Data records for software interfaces
▬▬▬
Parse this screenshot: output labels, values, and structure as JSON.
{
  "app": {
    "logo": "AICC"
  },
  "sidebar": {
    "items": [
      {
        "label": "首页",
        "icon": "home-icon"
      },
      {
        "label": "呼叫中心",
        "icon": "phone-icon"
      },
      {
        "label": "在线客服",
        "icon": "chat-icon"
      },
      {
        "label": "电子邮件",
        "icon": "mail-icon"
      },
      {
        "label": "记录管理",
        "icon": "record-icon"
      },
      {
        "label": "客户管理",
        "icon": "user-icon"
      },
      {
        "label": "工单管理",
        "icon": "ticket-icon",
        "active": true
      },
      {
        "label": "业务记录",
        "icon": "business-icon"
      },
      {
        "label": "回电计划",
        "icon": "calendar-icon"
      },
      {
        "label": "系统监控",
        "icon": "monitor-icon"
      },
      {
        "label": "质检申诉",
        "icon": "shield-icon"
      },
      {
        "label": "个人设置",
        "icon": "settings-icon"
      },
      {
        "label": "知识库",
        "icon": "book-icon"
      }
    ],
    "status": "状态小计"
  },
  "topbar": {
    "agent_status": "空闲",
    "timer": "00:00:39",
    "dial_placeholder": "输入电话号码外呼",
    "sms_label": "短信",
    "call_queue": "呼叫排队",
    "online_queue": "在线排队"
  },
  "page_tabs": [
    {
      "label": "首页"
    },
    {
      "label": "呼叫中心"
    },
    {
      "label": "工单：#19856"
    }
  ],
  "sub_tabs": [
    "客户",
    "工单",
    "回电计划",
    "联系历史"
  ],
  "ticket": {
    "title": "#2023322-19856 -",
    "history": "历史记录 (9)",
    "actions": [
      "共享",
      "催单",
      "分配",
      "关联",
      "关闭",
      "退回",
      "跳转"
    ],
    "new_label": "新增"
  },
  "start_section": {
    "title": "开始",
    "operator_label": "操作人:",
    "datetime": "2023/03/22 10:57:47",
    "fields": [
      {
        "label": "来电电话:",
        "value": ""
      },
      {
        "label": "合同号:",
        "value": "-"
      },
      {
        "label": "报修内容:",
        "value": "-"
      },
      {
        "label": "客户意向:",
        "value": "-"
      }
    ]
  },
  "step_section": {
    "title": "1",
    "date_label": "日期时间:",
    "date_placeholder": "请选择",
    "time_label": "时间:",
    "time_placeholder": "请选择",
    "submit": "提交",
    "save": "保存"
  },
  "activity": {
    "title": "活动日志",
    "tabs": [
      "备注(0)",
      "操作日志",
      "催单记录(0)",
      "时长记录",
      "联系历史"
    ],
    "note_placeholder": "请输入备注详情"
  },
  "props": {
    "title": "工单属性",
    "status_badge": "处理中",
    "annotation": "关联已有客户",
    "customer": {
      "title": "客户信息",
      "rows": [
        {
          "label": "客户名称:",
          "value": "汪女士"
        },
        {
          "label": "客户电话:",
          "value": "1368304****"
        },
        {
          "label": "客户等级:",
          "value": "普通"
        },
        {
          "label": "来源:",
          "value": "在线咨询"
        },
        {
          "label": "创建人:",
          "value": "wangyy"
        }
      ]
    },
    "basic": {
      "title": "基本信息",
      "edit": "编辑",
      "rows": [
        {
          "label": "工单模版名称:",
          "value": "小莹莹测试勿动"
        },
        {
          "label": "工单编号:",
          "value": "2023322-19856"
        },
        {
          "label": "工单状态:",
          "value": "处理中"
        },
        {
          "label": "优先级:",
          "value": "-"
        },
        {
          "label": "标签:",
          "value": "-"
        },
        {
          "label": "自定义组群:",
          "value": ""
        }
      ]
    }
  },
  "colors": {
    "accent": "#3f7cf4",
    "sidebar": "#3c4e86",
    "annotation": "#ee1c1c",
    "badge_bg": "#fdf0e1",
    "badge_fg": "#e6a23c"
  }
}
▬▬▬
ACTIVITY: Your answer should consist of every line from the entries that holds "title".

EXPECTED ANSWER:
    "title": "#2023322-19856 -",
    "title": "开始",
    "title": "1",
    "title": "活动日志",
    "title": "工单属性",
      "title": "客户信息",
      "title": "基本信息",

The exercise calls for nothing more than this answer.